The mourning of the glaciers - which Olivier de Sépibus leads us to feel intensely - is not presented as an individual ordeal, but a collective one. The photographs exhibited in spaces dedicated to art work to give a public dimension to the drama of this change, both in the concrete reality of the sites and within the imaginary and representations. Other activities of the artist testify to his desire to make the melting of glaciers a loss that concerns an entire community and deserves to be thought about with others. In 2019, Olivier de Sépibus founded the "Collectif Glacier: penser, agir, créer avec les glaciers, laboratoire des récits1 " which aims to "reappropriate our sensitive, pragmatic and social relationships with the Alpine glaciers2 ". This collective includes artists (a video maker, a photographer, a performer), but also a geographer, an anthropologist and a high mountain guide. It aims to develop the sharing of knowledge, affects and fears concerning the phenomenon of melting ice in the Alps.

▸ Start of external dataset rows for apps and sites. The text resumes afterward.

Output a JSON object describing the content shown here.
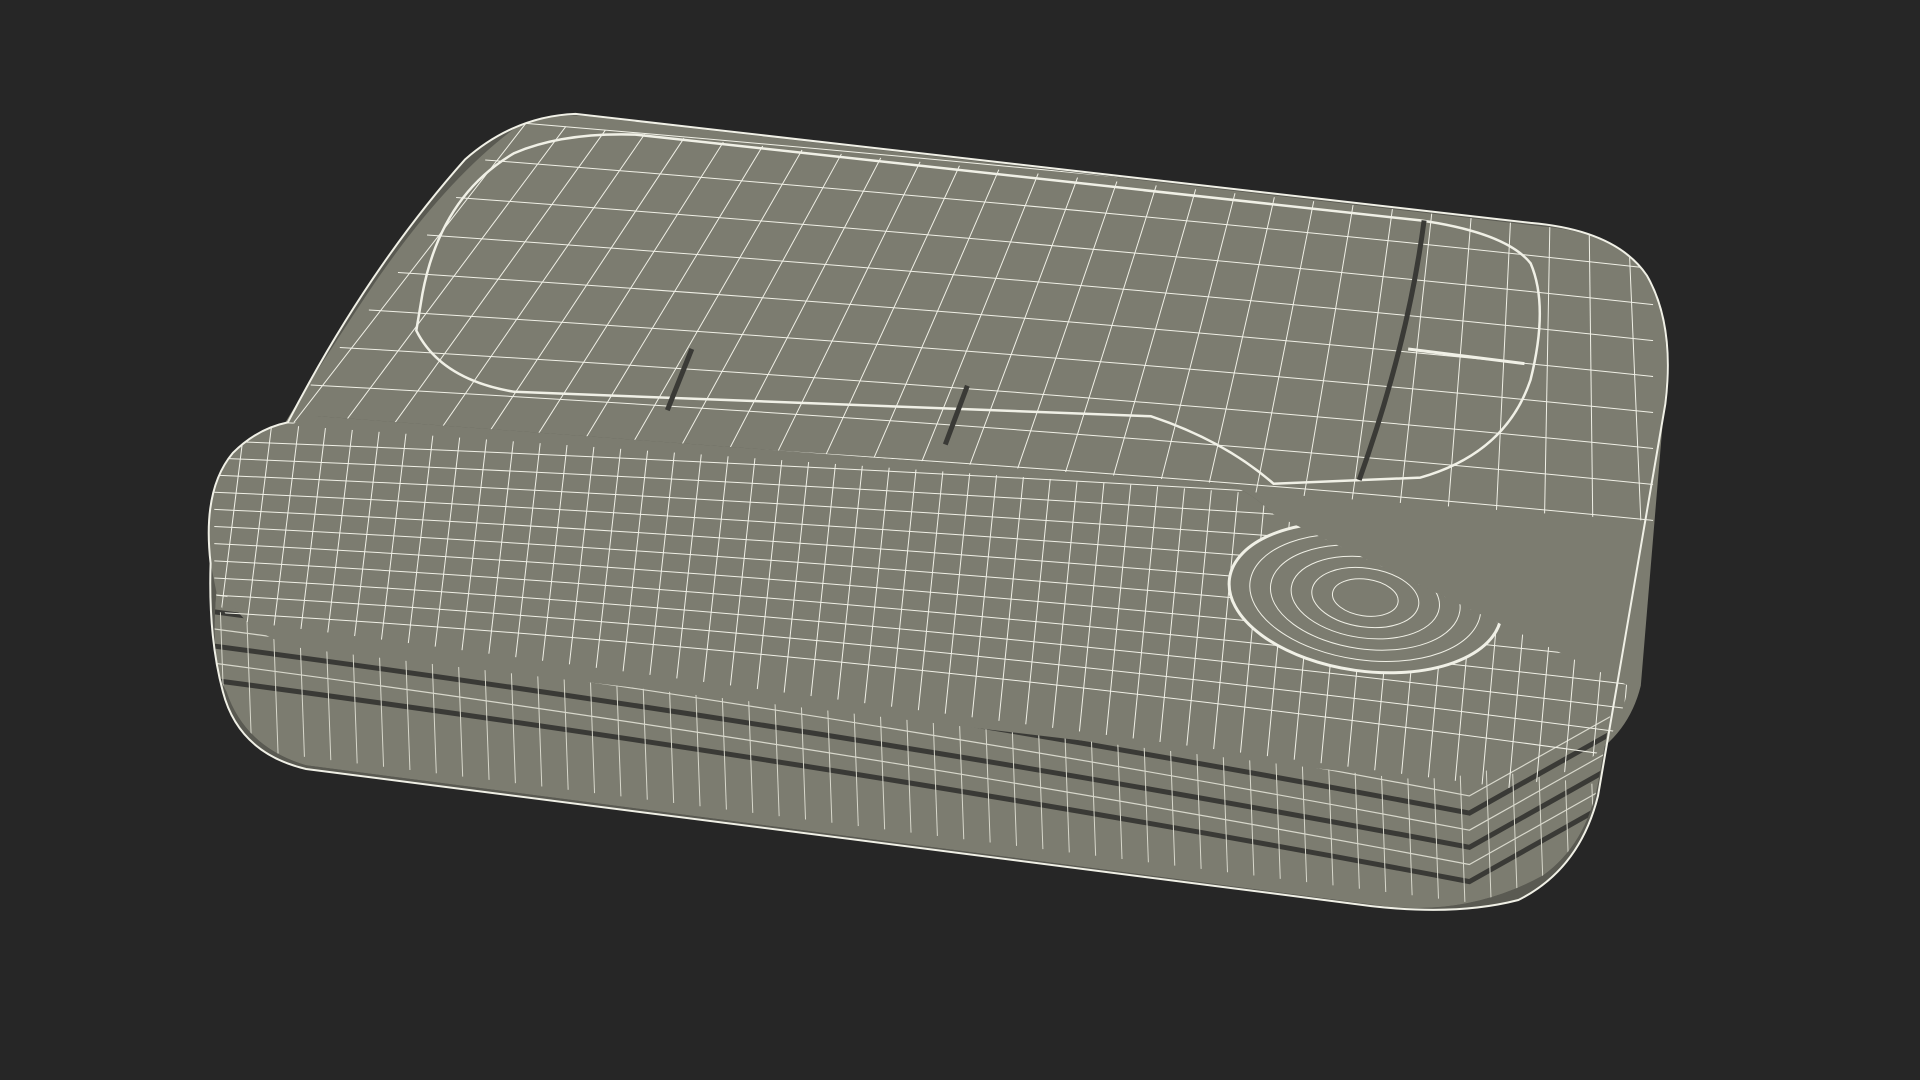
{
  "scene": {
    "subject": "wireframe-3d-model",
    "colors": {
      "background": "#262626",
      "surface": "#7c7c70",
      "surface_dark": "#5a5a52",
      "surface_shadow": "#4a4a44",
      "groove": "#3a3a36",
      "wire": "#f0f0e6",
      "wire_soft": "#d8d8cc"
    },
    "render": {
      "top_wire_count_u": 28,
      "top_wire_count_v": 8,
      "front_wire_count": 52,
      "side_band_count": 6
    }
  }
}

"We approach the glacier as part of the collective: it is an active subject in our relational dynamics which induce aesthetic dimensions, representations, exchanges and reciprocities", the members of the group specify. The community that is established allows interactions between human beings, but also with the natural good that loves them and brings them together. Olivier de Sépibus is an avid reader of anthropologists' writings. In particular, he cites the works of Philippe Descola3. Inspired by such In its approach, it considers certain natural entities - including glaciers - as subjects, in the same way that animist cultures invite us to do. The collective organises artistic residencies on the Girose glacier, in the Oisans massif, during which funerary rituals around the disappearance of glaciers are experimented. It also gives presentations at the International Mountain Film Festival in Autrans and participates in university seminars, some of which concern the legal status of natural resources1.
Artistic productions and collective actions are intimately linked: based on the same convictions, they feed each other. They are combined so that the relationship with glaciers is better inhabited, so that they are seen as an environment that is emotionally and aesthetically invested by all. The works undoubtedly work, alongside collective initiatives, to make glaciers a "common good", i.e. a wealth that is based on the existential needs of a community - which aspires to find the means for better administration.

Translated with DeepL